In the same vein, take Thomas Geoghegan, a major thinker and activist on the U.S. labor scene, stressing the importance above all of having a Democrat in the White House. Or Angela Davis, an icon of left politics since the 1960s: “I am going to the polls. . . and I am going to vote AGAINST Donald Trump. . . I have serious problems with the other candidate, but I am not so narcissistic to say I cannot bring myself to vote for her.”
I do not mean to imply that all of those I have cited above are obviously right, and that it is your duty to fall into line with them. If we have a duty, as leftists and as citizens, it is for each of us to be true to own our deepest political commitments.
But this is precisely why I urge everyone reading this to reconsider any resistance they have to supporting Clinton’s candidacy.
Casting a vote is an instrumental act and ought to be considered primarily in terms of its consequences. Being part of a movement, especially one seeking a “political revolution,” means linking your fate to others—to values and ideas, and organizations and, yes, to leaders. Every movement has exemplary figures. To join a movement is to allow these figures to energize you and be energized by you.
And when you are inspired and energized by them, and then your own energy and support empowers them, and then at very challenging but also very fateful moment they cast their lot with a political candidate, and do so precisely in terms of the values and the future of the movement that they symbolize, then this ought to matter.
The prospect of a Trump presidency frightens me terribly. If it frightens you too, think seriously about whom to vote for. Think not in personal terms but in political ones. Imagine yourself in dialogue with those political and opinion leaders—Sanders, Warren, Moore, Davis, and so many others—who have cast their lot with Clinton, for now. What are they saying? How much credibility have they earned based on their histories of involvement? Do you really feel able or inclined to counter their heartfelt and strong and reasoned arguments, grounded in histories of serious commitment to the left? Think hard about this, as part of your own internal dialogue, before you vote.
In the end, it’s not about Clinton or, really, about any one leader. The success of our politics does not depend on having a single person at the helm of an organization, a party, or the nation.

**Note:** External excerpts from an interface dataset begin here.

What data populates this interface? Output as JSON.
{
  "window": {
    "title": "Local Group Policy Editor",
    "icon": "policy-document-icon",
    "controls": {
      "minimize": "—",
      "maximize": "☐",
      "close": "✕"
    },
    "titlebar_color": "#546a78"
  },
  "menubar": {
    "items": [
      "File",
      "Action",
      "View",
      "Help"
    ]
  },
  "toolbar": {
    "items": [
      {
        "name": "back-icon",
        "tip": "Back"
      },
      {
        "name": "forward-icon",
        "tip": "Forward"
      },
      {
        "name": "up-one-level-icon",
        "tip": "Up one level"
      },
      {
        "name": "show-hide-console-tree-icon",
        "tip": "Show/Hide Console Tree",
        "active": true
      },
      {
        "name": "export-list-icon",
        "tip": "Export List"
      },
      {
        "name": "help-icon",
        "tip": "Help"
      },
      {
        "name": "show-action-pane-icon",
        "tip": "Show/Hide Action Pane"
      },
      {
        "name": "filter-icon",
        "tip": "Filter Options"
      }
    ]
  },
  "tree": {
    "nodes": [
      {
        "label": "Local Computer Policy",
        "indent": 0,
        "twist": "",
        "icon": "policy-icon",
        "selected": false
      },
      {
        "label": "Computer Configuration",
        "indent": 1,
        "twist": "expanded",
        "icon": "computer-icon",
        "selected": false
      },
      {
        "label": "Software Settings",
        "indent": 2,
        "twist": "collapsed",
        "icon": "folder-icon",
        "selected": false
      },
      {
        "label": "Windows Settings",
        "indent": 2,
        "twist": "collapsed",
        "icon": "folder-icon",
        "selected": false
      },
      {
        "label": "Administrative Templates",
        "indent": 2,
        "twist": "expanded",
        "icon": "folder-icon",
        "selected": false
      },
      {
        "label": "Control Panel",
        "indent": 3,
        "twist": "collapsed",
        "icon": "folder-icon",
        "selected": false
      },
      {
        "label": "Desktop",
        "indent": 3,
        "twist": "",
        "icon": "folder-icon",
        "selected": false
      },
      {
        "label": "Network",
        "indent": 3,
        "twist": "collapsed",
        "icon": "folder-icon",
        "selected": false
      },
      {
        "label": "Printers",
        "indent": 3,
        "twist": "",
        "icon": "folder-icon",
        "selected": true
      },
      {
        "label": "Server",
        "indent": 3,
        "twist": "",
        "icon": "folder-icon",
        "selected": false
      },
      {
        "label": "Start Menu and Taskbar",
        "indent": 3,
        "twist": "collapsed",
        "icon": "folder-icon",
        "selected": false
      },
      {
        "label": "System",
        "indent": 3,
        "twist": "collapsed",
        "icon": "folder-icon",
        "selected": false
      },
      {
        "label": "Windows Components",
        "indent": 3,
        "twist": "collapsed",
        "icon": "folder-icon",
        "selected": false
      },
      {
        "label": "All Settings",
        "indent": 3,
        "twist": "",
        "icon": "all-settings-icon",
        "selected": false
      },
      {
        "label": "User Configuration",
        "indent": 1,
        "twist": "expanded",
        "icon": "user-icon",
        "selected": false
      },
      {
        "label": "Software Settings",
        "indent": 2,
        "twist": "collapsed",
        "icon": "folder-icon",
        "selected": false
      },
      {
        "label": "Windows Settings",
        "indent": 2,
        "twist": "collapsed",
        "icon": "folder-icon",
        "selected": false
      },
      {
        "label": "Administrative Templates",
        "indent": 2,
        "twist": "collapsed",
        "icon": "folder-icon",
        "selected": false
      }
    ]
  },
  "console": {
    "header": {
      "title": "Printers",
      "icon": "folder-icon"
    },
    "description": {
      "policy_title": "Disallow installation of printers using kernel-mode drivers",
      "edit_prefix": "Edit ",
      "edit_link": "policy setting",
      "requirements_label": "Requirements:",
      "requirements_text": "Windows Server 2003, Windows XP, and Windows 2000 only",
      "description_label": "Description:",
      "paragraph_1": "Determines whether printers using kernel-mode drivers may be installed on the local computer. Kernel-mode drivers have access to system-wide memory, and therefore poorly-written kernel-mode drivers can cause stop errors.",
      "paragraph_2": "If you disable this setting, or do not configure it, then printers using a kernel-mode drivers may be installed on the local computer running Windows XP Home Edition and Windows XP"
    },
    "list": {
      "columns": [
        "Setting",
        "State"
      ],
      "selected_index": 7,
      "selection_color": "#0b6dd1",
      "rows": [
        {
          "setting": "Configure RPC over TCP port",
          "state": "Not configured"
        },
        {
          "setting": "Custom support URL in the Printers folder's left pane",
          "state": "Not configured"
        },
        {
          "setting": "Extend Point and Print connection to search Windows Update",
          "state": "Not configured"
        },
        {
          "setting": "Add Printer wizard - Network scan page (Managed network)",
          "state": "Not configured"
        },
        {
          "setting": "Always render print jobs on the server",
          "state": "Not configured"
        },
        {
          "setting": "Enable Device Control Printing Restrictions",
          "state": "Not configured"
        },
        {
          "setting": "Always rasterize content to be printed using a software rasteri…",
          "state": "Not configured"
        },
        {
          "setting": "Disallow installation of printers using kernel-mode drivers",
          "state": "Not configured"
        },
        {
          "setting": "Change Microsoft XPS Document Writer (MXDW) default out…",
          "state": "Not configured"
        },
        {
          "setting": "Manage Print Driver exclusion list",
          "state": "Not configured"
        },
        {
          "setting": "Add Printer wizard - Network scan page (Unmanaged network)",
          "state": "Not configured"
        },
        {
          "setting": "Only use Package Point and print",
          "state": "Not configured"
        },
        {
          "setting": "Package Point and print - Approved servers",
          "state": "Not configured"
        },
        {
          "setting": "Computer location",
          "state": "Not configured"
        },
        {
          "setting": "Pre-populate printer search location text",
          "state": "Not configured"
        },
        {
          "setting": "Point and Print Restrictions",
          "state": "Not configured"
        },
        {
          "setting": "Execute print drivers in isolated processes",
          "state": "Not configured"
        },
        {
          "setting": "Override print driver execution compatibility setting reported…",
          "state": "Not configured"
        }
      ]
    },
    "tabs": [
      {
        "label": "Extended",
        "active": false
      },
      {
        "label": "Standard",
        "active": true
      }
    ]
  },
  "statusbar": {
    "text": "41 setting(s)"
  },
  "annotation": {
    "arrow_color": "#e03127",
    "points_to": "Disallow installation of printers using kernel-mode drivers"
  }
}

Support Clinton not because she is virtuous and not because her fellow centrist Democrats support her.
Support her because a Trump victory would be a disaster for the values we hold. And support her because a Clinton victory would also be a victory for the Sanders-inspired platform of the Democratic Party, for all the progressive organizations that endorse her, and for continuing the “political revolution” whose future a President Trump would put in dire jeopardy. Support Clinton on November 8—or vote for her early. Then, on November 9, continue the hard work of building a powerful movement of the left.
But support her now, because the choice could not be clearer or more urgent: Clinton or barbarism.
Jeffrey C. Isaac is James H. Rudy Professor of Political Science at Indiana University, Bloomington, and editor-in-chief of Perspectives on Politics: A Political Science Public Sphere.